[Stored data]

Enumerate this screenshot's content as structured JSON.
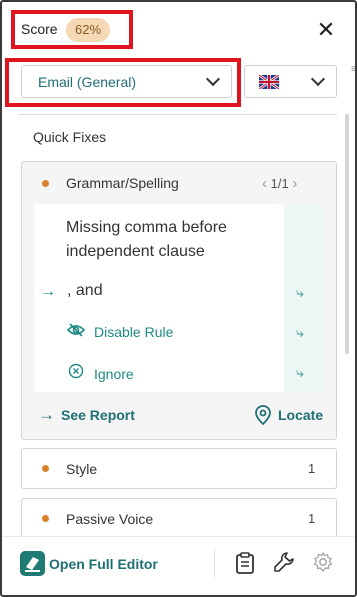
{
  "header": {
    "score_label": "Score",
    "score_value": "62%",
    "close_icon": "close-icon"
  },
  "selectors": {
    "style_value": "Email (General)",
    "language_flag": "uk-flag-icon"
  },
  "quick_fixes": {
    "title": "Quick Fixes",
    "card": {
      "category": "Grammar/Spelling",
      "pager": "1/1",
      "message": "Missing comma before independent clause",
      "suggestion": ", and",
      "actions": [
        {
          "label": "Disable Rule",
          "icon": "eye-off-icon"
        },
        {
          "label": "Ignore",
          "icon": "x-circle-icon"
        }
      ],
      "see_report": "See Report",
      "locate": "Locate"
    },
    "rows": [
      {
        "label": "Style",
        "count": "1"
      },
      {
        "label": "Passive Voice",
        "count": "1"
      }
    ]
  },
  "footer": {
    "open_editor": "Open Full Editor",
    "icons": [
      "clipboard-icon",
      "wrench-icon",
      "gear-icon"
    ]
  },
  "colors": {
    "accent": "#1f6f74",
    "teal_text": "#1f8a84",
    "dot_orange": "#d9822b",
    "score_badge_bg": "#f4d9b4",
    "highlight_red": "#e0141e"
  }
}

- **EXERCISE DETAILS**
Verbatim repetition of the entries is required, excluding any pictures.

- **EXERCISE ANSWER**
Enumerate this screenshot's content as structured JSON.
{
  "header": {
    "score_label": "Score",
    "score_value": "62%",
    "close_icon": "close-icon"
  },
  "selectors": {
    "style_value": "Email (General)",
    "language_flag": "uk-flag-icon"
  },
  "quick_fixes": {
    "title": "Quick Fixes",
    "card": {
      "category": "Grammar/Spelling",
      "pager": "1/1",
      "message": "Missing comma before independent clause",
      "suggestion": ", and",
      "actions": [
        {
          "label": "Disable Rule",
          "icon": "eye-off-icon"
        },
        {
          "label": "Ignore",
          "icon": "x-circle-icon"
        }
      ],
      "see_report": "See Report",
      "locate": "Locate"
    },
    "rows": [
      {
        "label": "Style",
        "count": "1"
      },
      {
        "label": "Passive Voice",
        "count": "1"
      }
    ]
  },
  "footer": {
    "open_editor": "Open Full Editor",
    "icons": [
      "clipboard-icon",
      "wrench-icon",
      "gear-icon"
    ]
  },
  "colors": {
    "accent": "#1f6f74",
    "teal_text": "#1f8a84",
    "dot_orange": "#d9822b",
    "score_badge_bg": "#f4d9b4",
    "highlight_red": "#e0141e"
  }
}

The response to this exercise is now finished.